UPDATE: The Associated Press is now reporting, but remember, friends…you read it here first.
UPDATE #3: FOX31’s Eli Stokols:
Three of the legislature’s most conservative senators, Dave Schultheis of Colorado Springs, Scott Renfroe of Greeley and Kevin Lundberg of Berthoud, are part of the 11-member travel group, which includes most of the “Republican Study Committee of Colorado”. State Rep. Kent Lambert, who’s running to replace the term-limited Schultheis in the senate, is also in Arizona.
Reps. Randy Baumgardner, R-Hot Sulphur Springs, Laura Bradford, R-Grand Junction, and Ken Summers, R-Lakewood, are also making the trip, along with three Republicans running for statehouse seats. [Pols emphasis]
UPDATE #2: The Denver Daily News’ Peter Marcus reports:
The Republicans, members of the conservative Republican Study Committee of Colorado, plan on holding a news conference Wednesday in Arizona to discuss their visit with Arizona lawmakers.
Senator-elect Kent Lambert, formerly Rep. Lambert, R-Colorado Springs, told the Denver Daily News today that Republican state lawmakers are planning legislation that would mirror Arizona’s new controversial immigration law. The law requires local police there to verify the legal status of suspected illegal immigrants.
Critics of the law say it will lead to racial profiling and harassment. A federal judge last month blocked major parts of the law from taking effect just one day before the legislation was set to become law.
We’ve just learned that numerous GOP Colorado state legislators have traveled to Arizona (including most of the ultra-right wing “Republican Study Committee of Colorado” members) to plot the introduction of an equivalent to that state’s controversial anti-immigration law, SB1070. We have heard that as many as a dozen lawmakers and top strategists are in Arizona right now, and will announce plans for legislation as a major electoral plank in the next week.
The story is that Republican strategists are trying to capitalize on momentum from Tom Tancredo’s insurgent campaign, and perhaps minimize downticket damage, with an electoral platform designed to cater to his supporters in particular: we have made the point in this space about both the short- and long-term demographic peril of this approach. But facing disaster at the top of the ticket, it’s easy to see why some legislators are trying to grab what attention they can.
This issue has done a lot of good for the re-election chances of Arizona Gov. Jan Brewer, but Colorado’s immigration problem isn’t really comparable to a border state. Depending on what they come up with (ie, assuming they don’t overreach), Republicans could gain from this in November.

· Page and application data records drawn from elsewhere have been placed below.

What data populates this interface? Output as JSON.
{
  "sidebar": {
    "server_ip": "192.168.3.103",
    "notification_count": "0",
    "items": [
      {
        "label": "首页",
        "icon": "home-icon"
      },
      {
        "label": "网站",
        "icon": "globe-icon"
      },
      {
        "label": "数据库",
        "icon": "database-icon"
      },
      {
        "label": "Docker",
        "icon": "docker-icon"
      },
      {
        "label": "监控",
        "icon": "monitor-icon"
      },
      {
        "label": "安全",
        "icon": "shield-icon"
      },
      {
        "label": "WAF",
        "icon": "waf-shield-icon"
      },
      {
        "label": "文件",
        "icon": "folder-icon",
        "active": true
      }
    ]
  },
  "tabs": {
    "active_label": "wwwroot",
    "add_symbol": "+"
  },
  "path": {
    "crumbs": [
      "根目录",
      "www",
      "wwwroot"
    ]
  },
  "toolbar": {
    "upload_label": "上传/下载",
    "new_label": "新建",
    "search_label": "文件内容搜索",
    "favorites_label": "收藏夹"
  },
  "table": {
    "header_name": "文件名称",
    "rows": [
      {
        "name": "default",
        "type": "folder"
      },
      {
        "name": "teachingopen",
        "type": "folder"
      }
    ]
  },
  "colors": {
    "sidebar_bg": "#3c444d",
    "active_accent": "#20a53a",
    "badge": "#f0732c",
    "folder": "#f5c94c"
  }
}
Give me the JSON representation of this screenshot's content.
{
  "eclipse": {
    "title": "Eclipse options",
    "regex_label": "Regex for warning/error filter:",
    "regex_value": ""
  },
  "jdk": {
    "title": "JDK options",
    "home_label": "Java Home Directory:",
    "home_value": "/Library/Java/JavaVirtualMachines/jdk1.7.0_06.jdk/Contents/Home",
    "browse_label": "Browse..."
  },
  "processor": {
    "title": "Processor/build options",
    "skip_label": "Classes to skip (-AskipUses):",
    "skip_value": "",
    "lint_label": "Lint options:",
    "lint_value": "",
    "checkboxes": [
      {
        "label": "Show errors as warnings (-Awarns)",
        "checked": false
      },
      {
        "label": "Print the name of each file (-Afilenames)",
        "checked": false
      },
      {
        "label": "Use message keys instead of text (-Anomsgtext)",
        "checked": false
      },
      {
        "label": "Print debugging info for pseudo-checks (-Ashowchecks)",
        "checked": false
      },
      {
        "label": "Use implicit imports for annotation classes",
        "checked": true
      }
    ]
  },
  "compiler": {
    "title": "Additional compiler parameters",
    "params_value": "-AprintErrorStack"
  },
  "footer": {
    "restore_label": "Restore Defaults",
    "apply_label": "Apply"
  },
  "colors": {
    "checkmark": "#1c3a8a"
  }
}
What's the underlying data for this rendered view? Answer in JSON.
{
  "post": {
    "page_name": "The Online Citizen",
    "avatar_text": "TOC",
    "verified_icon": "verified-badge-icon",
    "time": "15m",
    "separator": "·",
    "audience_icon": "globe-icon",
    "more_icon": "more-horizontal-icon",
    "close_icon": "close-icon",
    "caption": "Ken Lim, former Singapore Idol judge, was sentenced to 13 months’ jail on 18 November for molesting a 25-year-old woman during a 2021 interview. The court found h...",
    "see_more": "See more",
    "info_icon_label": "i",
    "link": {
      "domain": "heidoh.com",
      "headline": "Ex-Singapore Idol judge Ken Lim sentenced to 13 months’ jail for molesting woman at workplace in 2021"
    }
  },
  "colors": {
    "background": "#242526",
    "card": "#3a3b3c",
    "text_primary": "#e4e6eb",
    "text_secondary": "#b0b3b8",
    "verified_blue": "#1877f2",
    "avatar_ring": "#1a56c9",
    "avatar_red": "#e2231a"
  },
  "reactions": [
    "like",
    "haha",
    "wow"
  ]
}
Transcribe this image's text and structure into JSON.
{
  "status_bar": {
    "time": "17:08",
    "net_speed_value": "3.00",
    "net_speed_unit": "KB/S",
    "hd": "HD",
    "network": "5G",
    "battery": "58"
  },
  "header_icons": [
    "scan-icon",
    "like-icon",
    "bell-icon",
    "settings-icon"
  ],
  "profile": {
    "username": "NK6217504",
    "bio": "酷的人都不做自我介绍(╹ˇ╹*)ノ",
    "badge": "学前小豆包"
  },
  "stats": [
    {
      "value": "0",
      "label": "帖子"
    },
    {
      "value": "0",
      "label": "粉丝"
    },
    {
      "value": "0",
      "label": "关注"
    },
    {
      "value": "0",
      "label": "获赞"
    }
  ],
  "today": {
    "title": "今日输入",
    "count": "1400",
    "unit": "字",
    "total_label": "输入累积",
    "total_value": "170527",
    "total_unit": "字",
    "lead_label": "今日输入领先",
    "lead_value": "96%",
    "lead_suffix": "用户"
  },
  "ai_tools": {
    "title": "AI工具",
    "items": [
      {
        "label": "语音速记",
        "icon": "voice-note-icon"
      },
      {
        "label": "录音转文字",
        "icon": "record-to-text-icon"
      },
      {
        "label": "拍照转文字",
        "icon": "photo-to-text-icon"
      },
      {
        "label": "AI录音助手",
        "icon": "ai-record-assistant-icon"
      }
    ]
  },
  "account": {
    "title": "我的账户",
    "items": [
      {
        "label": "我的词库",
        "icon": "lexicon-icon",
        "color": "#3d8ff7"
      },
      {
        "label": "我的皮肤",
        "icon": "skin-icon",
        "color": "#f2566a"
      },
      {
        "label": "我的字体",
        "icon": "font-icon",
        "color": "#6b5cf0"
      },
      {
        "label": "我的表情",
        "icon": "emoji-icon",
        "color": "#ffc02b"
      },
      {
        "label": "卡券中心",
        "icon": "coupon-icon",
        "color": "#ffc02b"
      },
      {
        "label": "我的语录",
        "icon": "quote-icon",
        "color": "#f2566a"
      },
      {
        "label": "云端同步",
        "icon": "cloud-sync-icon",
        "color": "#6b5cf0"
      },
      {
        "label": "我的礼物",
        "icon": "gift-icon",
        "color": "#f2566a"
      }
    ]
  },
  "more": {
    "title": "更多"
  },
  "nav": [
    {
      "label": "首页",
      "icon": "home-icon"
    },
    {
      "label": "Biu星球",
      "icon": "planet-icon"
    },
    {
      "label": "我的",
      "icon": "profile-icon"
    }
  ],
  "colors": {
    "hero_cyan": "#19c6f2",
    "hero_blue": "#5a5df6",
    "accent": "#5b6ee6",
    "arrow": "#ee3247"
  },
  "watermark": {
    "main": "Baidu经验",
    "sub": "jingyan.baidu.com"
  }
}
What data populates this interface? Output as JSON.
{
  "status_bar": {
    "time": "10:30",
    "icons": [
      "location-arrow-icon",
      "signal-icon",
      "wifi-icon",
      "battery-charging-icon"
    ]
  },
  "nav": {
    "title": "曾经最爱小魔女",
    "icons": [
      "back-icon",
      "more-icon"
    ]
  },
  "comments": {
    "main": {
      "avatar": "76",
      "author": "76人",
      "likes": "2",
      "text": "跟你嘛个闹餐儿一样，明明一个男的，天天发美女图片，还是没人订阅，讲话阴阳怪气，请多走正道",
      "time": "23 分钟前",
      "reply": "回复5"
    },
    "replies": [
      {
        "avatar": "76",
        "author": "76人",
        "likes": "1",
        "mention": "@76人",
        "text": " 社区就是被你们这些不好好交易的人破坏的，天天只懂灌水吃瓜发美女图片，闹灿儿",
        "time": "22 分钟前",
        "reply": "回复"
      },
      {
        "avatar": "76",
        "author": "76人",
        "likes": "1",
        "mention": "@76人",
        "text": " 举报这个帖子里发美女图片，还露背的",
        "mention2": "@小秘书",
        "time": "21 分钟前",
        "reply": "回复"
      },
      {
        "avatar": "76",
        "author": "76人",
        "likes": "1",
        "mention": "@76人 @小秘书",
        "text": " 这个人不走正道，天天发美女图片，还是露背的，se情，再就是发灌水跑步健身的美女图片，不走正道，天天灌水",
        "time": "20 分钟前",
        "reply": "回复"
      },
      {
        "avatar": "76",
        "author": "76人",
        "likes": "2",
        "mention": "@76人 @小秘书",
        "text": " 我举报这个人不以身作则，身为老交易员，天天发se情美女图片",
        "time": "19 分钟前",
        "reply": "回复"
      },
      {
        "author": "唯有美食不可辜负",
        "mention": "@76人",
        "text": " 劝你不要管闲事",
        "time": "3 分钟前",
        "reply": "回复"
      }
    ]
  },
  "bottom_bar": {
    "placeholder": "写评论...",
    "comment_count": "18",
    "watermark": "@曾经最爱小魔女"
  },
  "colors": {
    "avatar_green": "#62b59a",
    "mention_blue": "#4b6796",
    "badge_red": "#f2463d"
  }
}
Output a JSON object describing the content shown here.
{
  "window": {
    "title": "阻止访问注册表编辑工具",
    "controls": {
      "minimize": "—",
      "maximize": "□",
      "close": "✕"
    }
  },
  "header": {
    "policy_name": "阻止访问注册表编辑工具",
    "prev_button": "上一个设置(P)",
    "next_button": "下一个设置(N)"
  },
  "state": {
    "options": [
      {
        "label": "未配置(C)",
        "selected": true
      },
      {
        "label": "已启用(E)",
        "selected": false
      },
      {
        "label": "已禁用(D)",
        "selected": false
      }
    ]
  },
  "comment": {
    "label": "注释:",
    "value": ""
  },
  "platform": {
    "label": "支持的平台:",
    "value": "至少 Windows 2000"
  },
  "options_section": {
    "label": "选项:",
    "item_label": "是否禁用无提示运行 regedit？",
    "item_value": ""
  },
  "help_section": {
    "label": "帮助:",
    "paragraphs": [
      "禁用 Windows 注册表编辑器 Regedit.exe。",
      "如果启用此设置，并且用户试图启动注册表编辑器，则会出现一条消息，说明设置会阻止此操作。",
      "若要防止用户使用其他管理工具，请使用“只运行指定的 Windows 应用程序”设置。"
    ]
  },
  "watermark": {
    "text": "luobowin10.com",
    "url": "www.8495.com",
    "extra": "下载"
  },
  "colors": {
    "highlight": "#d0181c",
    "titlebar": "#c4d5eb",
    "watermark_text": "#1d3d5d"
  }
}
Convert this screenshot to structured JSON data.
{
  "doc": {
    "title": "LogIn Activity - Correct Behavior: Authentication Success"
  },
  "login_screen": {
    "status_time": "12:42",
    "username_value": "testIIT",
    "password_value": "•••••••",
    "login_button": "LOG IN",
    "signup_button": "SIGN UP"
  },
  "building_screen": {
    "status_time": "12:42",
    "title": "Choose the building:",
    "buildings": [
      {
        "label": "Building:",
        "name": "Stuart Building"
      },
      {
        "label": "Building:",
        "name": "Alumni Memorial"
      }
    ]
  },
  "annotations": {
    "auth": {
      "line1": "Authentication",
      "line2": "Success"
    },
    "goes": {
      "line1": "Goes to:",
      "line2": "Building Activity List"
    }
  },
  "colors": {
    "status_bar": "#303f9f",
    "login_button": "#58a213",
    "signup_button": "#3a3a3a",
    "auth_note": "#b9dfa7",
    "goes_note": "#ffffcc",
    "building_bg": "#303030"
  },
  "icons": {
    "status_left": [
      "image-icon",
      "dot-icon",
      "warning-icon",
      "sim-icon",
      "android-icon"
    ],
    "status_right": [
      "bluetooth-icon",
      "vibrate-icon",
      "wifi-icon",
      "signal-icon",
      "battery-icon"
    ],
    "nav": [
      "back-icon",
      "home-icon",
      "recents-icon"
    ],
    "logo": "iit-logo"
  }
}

The question remains as to whether those gains would be offset by the losses they would incur by angering Hispanic voters.
This story is reportedly developing rapidly, we’ll continue to update.